Dungeons and Dragons: Honor Among Thieves

New Warhorn Media post by Nathan Alberson:

I played D&D back in the 1980s and recently restarted playing a D&D-adjacent RPG with my children, but I was going to give Dungeons and Dragons: Honor Among Thieves a pass since I normally don’t enjoy action/fantasy/superhero movies. However, my teenagers convinced me to take them to see the movie, and I actually liked it enough to want to go see it again with my wife.

Perhaps this arises from my narrow exposure to action/fantasy/superhero movies, but the movie that Dungeons and Dragons reminded me most about was The Princess Bride. I think that is because Dungeons and Dragons it not a simple narration of a story, but it is obviously the role-playing of characters in a story. This meta-narrative aspect is more subtle than in Princess Bride, but the dialogue and weirdly specific constraints around magic are very reminiscent of D&D role-playing, at least at the teenage level, and this aspect goes beyond merely getting more out of a LOTR or Harry Potter movie if one has read the books. So I found Dungeons and Dragons pretty funny, and without that meta aspect, I think I would not have enjoyed the movie much at all.
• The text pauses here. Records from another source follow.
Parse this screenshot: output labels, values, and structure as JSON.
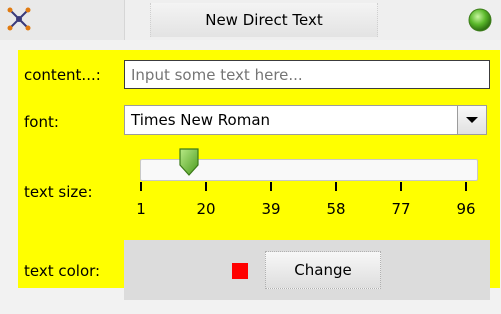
{
  "window": {
    "title": "New Direct Text",
    "left_icon": "move-icon",
    "right_icon": "status-indicator-icon"
  },
  "form": {
    "content_label": "content...:",
    "content_placeholder": "Input some text here...",
    "content_value": "",
    "font_label": "font:",
    "font_value": "Times New Roman",
    "font_dropdown_icon": "chevron-down-icon",
    "text_size_label": "text size:",
    "text_size": {
      "min": 1,
      "max": 96,
      "value": 15,
      "tick_labels": [
        "1",
        "20",
        "39",
        "58",
        "77",
        "96"
      ]
    },
    "text_color_label": "text color:",
    "text_color": "#ff0000",
    "change_button": "Change"
  },
  "colors": {
    "panel_background": "#ffff00",
    "accent_green": "#5ab82a"
  }
}
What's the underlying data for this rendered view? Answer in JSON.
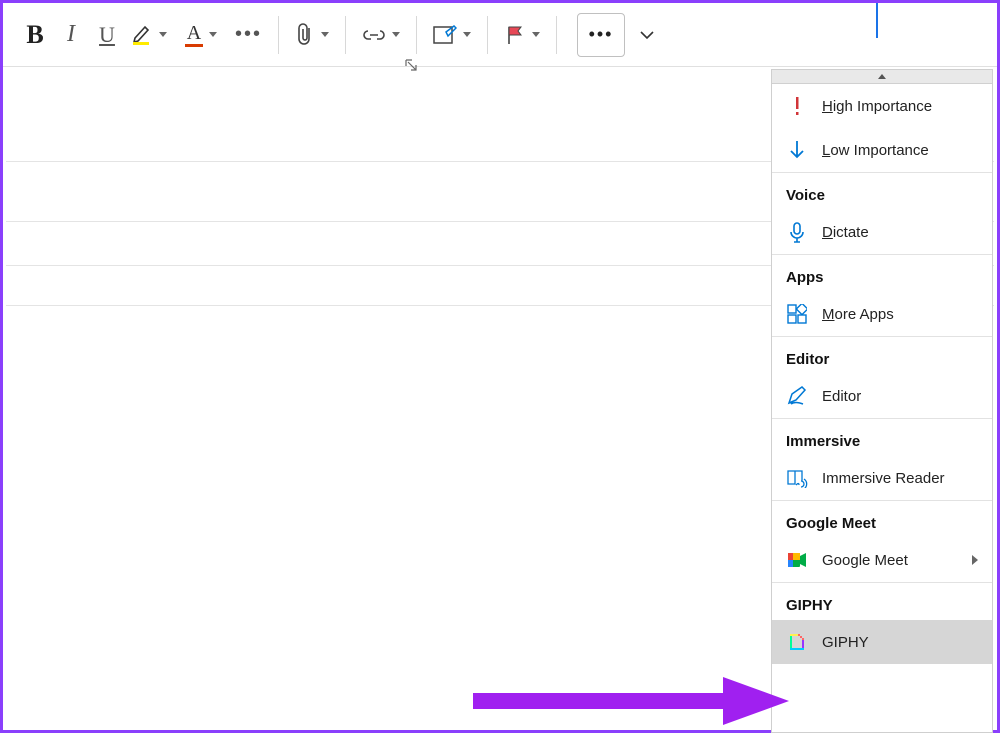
{
  "toolbar": {
    "bold_label": "B",
    "italic_label": "I",
    "underline_label": "U",
    "highlight_label": "Highlight",
    "font_color_label": "A",
    "more_format_label": "More",
    "attach_label": "Attach",
    "link_label": "Link",
    "signature_label": "Signature",
    "flag_label": "Flag",
    "overflow_label": "More options",
    "customize_label": "Customize toolbar"
  },
  "menu": {
    "high_importance": "High Importance",
    "low_importance": "Low Importance",
    "voice_header": "Voice",
    "dictate": "Dictate",
    "apps_header": "Apps",
    "more_apps": "More Apps",
    "editor_header": "Editor",
    "editor": "Editor",
    "immersive_header": "Immersive",
    "immersive_reader": "Immersive Reader",
    "google_meet_header": "Google Meet",
    "google_meet": "Google Meet",
    "giphy_header": "GIPHY",
    "giphy": "GIPHY"
  },
  "annotation": {
    "arrow_color": "#a020f0"
  }
}
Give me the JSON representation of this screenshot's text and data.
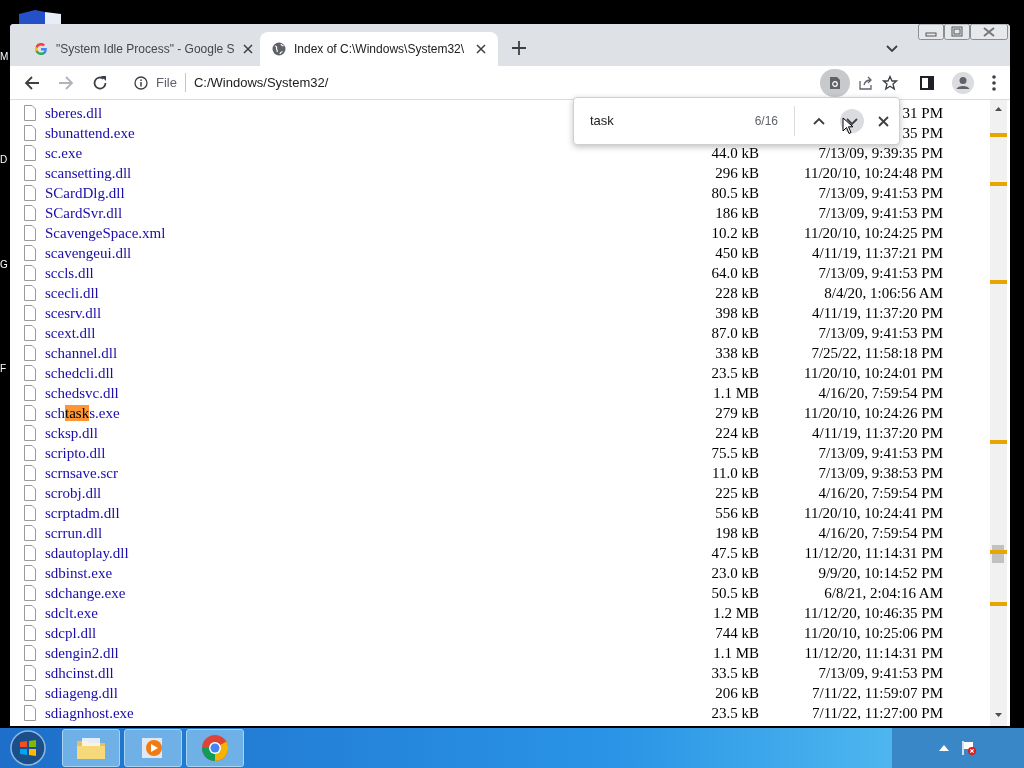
{
  "desktop": {
    "icon_label_fragments": [
      "M",
      "D",
      "G",
      "F"
    ]
  },
  "browser": {
    "tabs": [
      {
        "title": "\"System Idle Process\" - Google S",
        "kind": "google",
        "selected": false
      },
      {
        "title": "Index of C:\\Windows\\System32\\",
        "kind": "globe",
        "selected": true
      }
    ],
    "address_bar": {
      "scheme_label": "File",
      "url": "C:/Windows/System32/"
    },
    "find_bar": {
      "query": "task",
      "count": "6/16"
    },
    "listing": {
      "rows": [
        {
          "name": "sberes.dll",
          "date": "31 PM"
        },
        {
          "name": "sbunattend.exe",
          "date": "35 PM"
        },
        {
          "name": "sc.exe",
          "size": "44.0 kB",
          "date": "7/13/09, 9:39:35 PM"
        },
        {
          "name": "scansetting.dll",
          "size": "296 kB",
          "date": "11/20/10, 10:24:48 PM"
        },
        {
          "name": "SCardDlg.dll",
          "size": "80.5 kB",
          "date": "7/13/09, 9:41:53 PM"
        },
        {
          "name": "SCardSvr.dll",
          "size": "186 kB",
          "date": "7/13/09, 9:41:53 PM"
        },
        {
          "name": "ScavengeSpace.xml",
          "size": "10.2 kB",
          "date": "11/20/10, 10:24:25 PM"
        },
        {
          "name": "scavengeui.dll",
          "size": "450 kB",
          "date": "4/11/19, 11:37:21 PM"
        },
        {
          "name": "sccls.dll",
          "size": "64.0 kB",
          "date": "7/13/09, 9:41:53 PM"
        },
        {
          "name": "scecli.dll",
          "size": "228 kB",
          "date": "8/4/20, 1:06:56 AM"
        },
        {
          "name": "scesrv.dll",
          "size": "398 kB",
          "date": "4/11/19, 11:37:20 PM"
        },
        {
          "name": "scext.dll",
          "size": "87.0 kB",
          "date": "7/13/09, 9:41:53 PM"
        },
        {
          "name": "schannel.dll",
          "size": "338 kB",
          "date": "7/25/22, 11:58:18 PM"
        },
        {
          "name": "schedcli.dll",
          "size": "23.5 kB",
          "date": "11/20/10, 10:24:01 PM"
        },
        {
          "name": "schedsvc.dll",
          "size": "1.1 MB",
          "date": "4/16/20, 7:59:54 PM"
        },
        {
          "name_parts": [
            {
              "text": "sch",
              "highlighted": false
            },
            {
              "text": "task",
              "highlighted": true
            },
            {
              "text": "s.exe",
              "highlighted": false
            }
          ],
          "size": "279 kB",
          "date": "11/20/10, 10:24:26 PM"
        },
        {
          "name": "scksp.dll",
          "size": "224 kB",
          "date": "4/11/19, 11:37:20 PM"
        },
        {
          "name": "scripto.dll",
          "size": "75.5 kB",
          "date": "7/13/09, 9:41:53 PM"
        },
        {
          "name": "scrnsave.scr",
          "size": "11.0 kB",
          "date": "7/13/09, 9:38:53 PM"
        },
        {
          "name": "scrobj.dll",
          "size": "225 kB",
          "date": "4/16/20, 7:59:54 PM"
        },
        {
          "name": "scrptadm.dll",
          "size": "556 kB",
          "date": "11/20/10, 10:24:41 PM"
        },
        {
          "name": "scrrun.dll",
          "size": "198 kB",
          "date": "4/16/20, 7:59:54 PM"
        },
        {
          "name": "sdautoplay.dll",
          "size": "47.5 kB",
          "date": "11/12/20, 11:14:31 PM"
        },
        {
          "name": "sdbinst.exe",
          "size": "23.0 kB",
          "date": "9/9/20, 10:14:52 PM"
        },
        {
          "name": "sdchange.exe",
          "size": "50.5 kB",
          "date": "6/8/21, 2:04:16 AM"
        },
        {
          "name": "sdclt.exe",
          "size": "1.2 MB",
          "date": "11/12/20, 10:46:35 PM"
        },
        {
          "name": "sdcpl.dll",
          "size": "744 kB",
          "date": "11/20/10, 10:25:06 PM"
        },
        {
          "name": "sdengin2.dll",
          "size": "1.1 MB",
          "date": "11/12/20, 11:14:31 PM"
        },
        {
          "name": "sdhcinst.dll",
          "size": "33.5 kB",
          "date": "7/13/09, 9:41:53 PM"
        },
        {
          "name": "sdiageng.dll",
          "size": "206 kB",
          "date": "7/11/22, 11:59:07 PM"
        },
        {
          "name": "sdiagnhost.exe",
          "size": "23.5 kB",
          "date": "7/11/22, 11:27:00 PM"
        }
      ]
    }
  }
}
Regarding the shallowness of the moral universe in Dungeons and Dragons – it had to be that way to be true to the genre. Evil is necessarily cartoonish in role-playing games and superhero comics because its purpose is to motivate the plot and create drama. The characters in a role-playing game set off to fight a wizard. Why do they want to fight him? Because he is evil. How do they know he is evil? Because he turned everyone in the country into zombies. But no one (at least at the teenage level) takes a moment to sit around the table silently pondering the horror and depravity of such an act. And having a character’s parents turned into zombies who attack the child is exactly the sort of backstory that will developed to explain why a member of typically evil race has turned to good. But no one (at least at the teenage level) spends time comforting that character and helping him cope with the trauma.